The letter below, almost 200 years old, is on display at the McDuffie Museum. It required 251/2-cents postage. All spellings below have been transcribed directly from the letter.
Mr John Buchanan
Winsboro Fairfield Co
Dist So Carolina
Wrightsboro Feb 9th 1815
My much respected friends, I employ many of my passing moments in thinking of you & my other Carolina friends, altho your not hearing from me, by letter, would indicate the contrary. My culpable tardiness in writing has arisen from the importance & multiplicity of the duties which have devolved upon me. Not long after I came to this place, my partner in the practice accepted a place in the medical department of the army. This threw the whole business here into my hands, which were already full. The season being unusually sickly during the fall, I was not able to attend to all the applications. Finding myself, in many cases, considerably deficit, I was forced assiduously to study, whenever I had even the smallest leisure.
Retrospecting my acquaintance with you, I find in it many interesting circumstances which greatly endear to me the recollection of you. Tho the merciful & alleviating hand of time may efface from the mind its sorrows & afflictions, as characters on the sand of the sea shore are destroyed by its ceaseless waves, yet the mournfully pleasing remembrance of friends is indelibly written on the minds of the virtuous & magnanimous by all their former affection & kindness. There is a divinity in benevolence, which transforms all persons into the likeness of the great benefactor of men & causes even the vicious & prophane to have strong predilictions in their favour. In it the righteous see the imitation of him who causes the rain to desend on the wicked as well as the righteous.

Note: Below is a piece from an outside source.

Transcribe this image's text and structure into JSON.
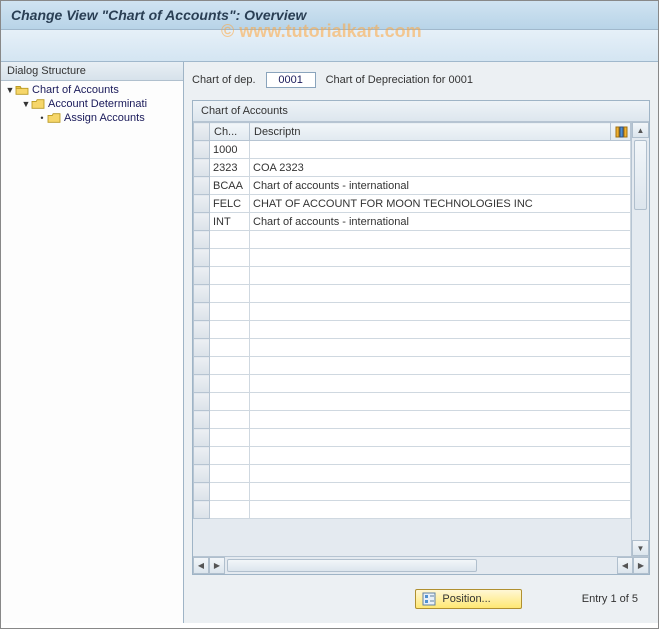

I shall never be able to discharge the debt of kindness I owe my Carolina friends.
To them my feelings are particularly allied. It is a physiological truth that parts of simular structure, however distant, have a direct sympathy with each other. Does not something analogous to this take place in the members of the body of Christ? Taught we are, by the Redeemer & induced by our sensations to love every Christian, but to love with peculiar fervour those whose minds & manners are most simular to our own. The electric fluid passes not with greater celerity thro its conductors, than sympachilic joyfull or mournfull sensations are propigated among those who are enchained to each by the cords of the Lord. My fears, my hopes, are both excited, whenever I think of Winsboro. I love you, & therefore I hope for your prosperity. I would much rather live where I could frequently see you than where I do. It is probable I shall be denied this privilege till the mode of our present connection with matter be destroyed. Then journeying to some of those immense systems beyond the limits of ours, which no glass has ever enabled the human eye to see, I shall meet & hear you say O the depth both of the wisdom & knowledge of God: or rather, in the New Jerusalem, shall we mingle our voices in singing Worthy is the Lamb that has died, etc.

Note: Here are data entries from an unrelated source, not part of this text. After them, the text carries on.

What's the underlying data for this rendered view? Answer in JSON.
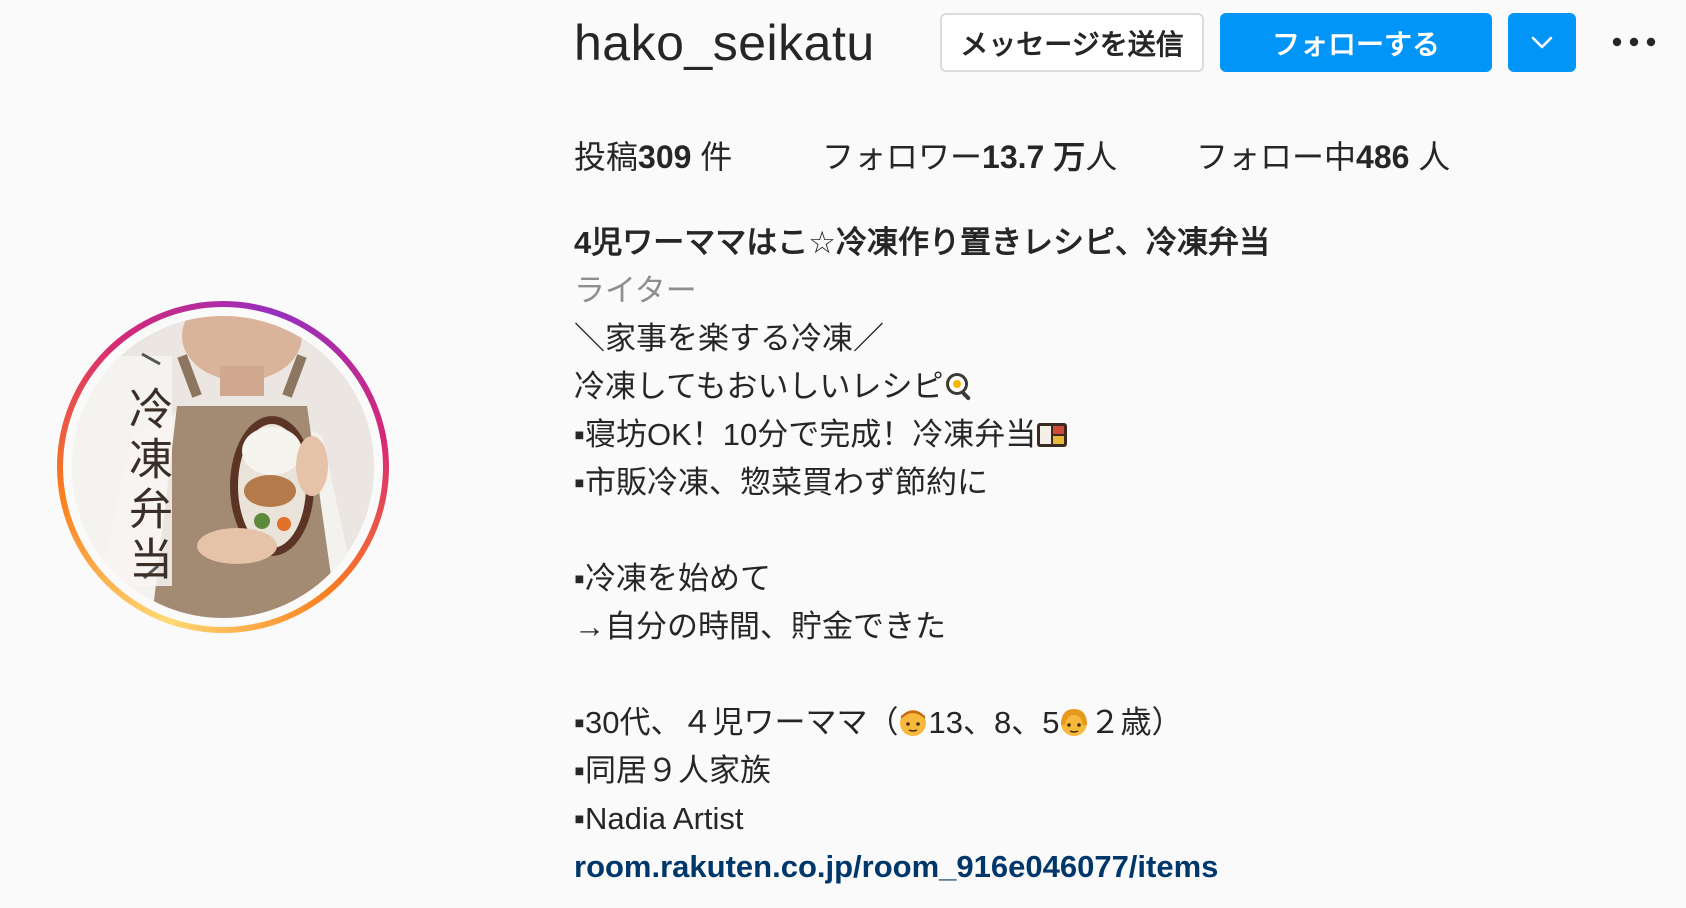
{
  "profile": {
    "username": "hako_seikatu",
    "avatar_label": "冷凍弁当"
  },
  "actions": {
    "message_label": "メッセージを送信",
    "follow_label": "フォローする",
    "dropdown_icon": "chevron-down-icon",
    "more_icon": "more-icon"
  },
  "stats": {
    "posts_label": "投稿",
    "posts_value": "309",
    "posts_unit": " 件",
    "followers_label": "フォロワー",
    "followers_value": "13.7 万",
    "followers_unit": "人",
    "following_label": "フォロー中",
    "following_value": "486",
    "following_unit": " 人"
  },
  "bio": {
    "name": "4児ワーママはこ☆冷凍作り置きレシピ、冷凍弁当",
    "category": "ライター",
    "lines": [
      "＼家事を楽する冷凍／",
      "冷凍してもおいしいレシピ",
      "▪寝坊OK！10分で完成！冷凍弁当",
      "▪市販冷凍、惣菜買わず節約に",
      "",
      "▪冷凍を始めて",
      "→自分の時間、貯金できた",
      "",
      "▪30代、４児ワーママ（",
      "13、8、5",
      "２歳）",
      "▪同居９人家族",
      "▪Nadia Artist"
    ],
    "link": "room.rakuten.co.jp/room_916e046077/items"
  },
  "colors": {
    "accent": "#0095f6",
    "link": "#00376b",
    "muted": "#8e8e8e",
    "text": "#262626"
  }
}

My father & mother in Christ, do you still retain the consolations of piety -- the evidence of forgiving love -- the spirit of adoption? Is the path along which you walk more and more luminous? O may your remaining days be marked with chearful obedience & resignation to the divine will. How prospers your circuit & society? My affectionate remembrance to former friends, particular to your president & companion, Sister Means and family. I expect an immediate answer from you, & shall be greatly disappointed if I receive it not. Request Brother Judge to let me hear of the prosperity of his district. In the bonds of the most respectfull, sincere, & Christian love, I remain yours.
Robert L Kennon
J & S Buchanan
P. S. I expect to be in your State & perhaps to see you in April. My health is very good.
Excuse my paper & writing.